The objective of this study was to compare the life-cycle cost of using a dedicated hood exhaust and replacement air system versus the cost of removing heat and moisture by the kitchen's general HVAC system. With measured sensible and latent heat generation data from Part I of the RP-1631, whole-building energy performance simulations and cost–benefit analysis were conducted for a generic prototype model of restaurants/cafeteria that included a dining and kitchen zone. Simulations were performed for 12 climate zones in the United States and different amounts of transfer air from the dining to the cooking zone. For most of the climates simulated, the hooded cases resulted in an increase in energy consumption, particularly for the heating-dominated regions, since the heat from the appliance was not used for space heating. In the cooling dominated regions, the hooded cases had about the same or less energy consumption due to reduced cooling loads. However, after integrating the initial cost, maintenance cost, and operating cost in a 10-year lifespan, utilizing a hood with 100% TR always gave the lowest life-cycle cost. This is a result of the lower operating cost compared to the unhooded case and no need for a makeup air system, saving in both equipment and operating cost, compared to the other hooded cases. The study fills a knowledge gap on the impact of commercial kitchen HVAC system design on the energy consumption and life-cycle-cost with realistically measured data of heat and moisture generation from electric counter-top cooking appliances. Also, the potential impact of the hood's capture efficiency on the thermal comfort and indoor air quality was analyzed.

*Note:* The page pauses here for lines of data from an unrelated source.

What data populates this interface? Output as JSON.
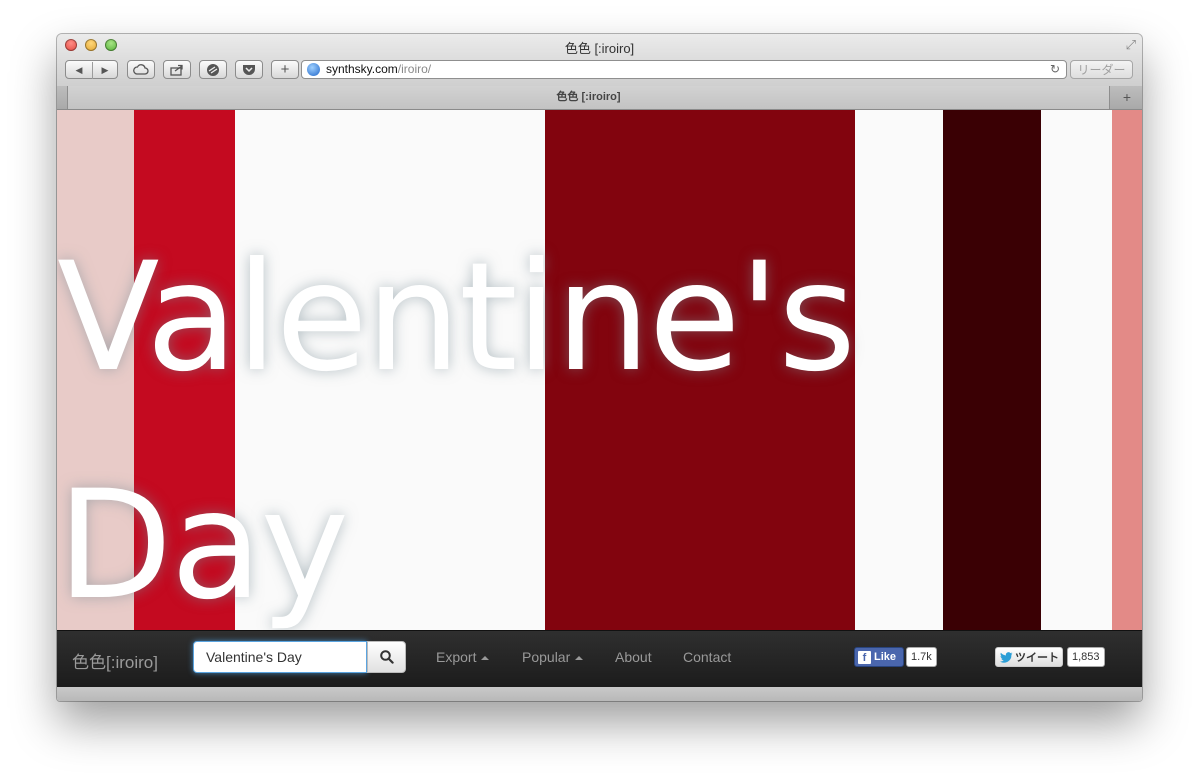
{
  "window": {
    "title": "色色 [:iroiro]"
  },
  "toolbar": {
    "back_glyph": "◀",
    "forward_glyph": "▶",
    "buttons": [
      "cloud-icon",
      "share-icon",
      "layers-icon",
      "pocket-icon"
    ],
    "add_glyph": "+"
  },
  "address": {
    "host": "synthsky.com",
    "path": "/iroiro/",
    "reader_label": "リーダー"
  },
  "tab": {
    "title": "色色 [:iroiro]",
    "new_tab_glyph": "+"
  },
  "palette": {
    "colors": [
      "#e8cbc8",
      "#c40a20",
      "#fafafa",
      "#fafafa",
      "#82040e",
      "#fafafa",
      "#3a0004",
      "#fafafa",
      "#e38a87"
    ]
  },
  "headline": {
    "line1": "Valentine's",
    "line2": "Day"
  },
  "navbar": {
    "brand": "色色[:iroiro]",
    "search_value": "Valentine's Day",
    "links": {
      "export": "Export",
      "popular": "Popular",
      "about": "About",
      "contact": "Contact"
    },
    "facebook": {
      "label": "Like",
      "count": "1.7k"
    },
    "twitter": {
      "label": "ツイート",
      "count": "1,853"
    }
  }
}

ASJC Scopus subject areas
- Environmental Engineering
- Building and Construction
- Fluid Flow and Transfer Processes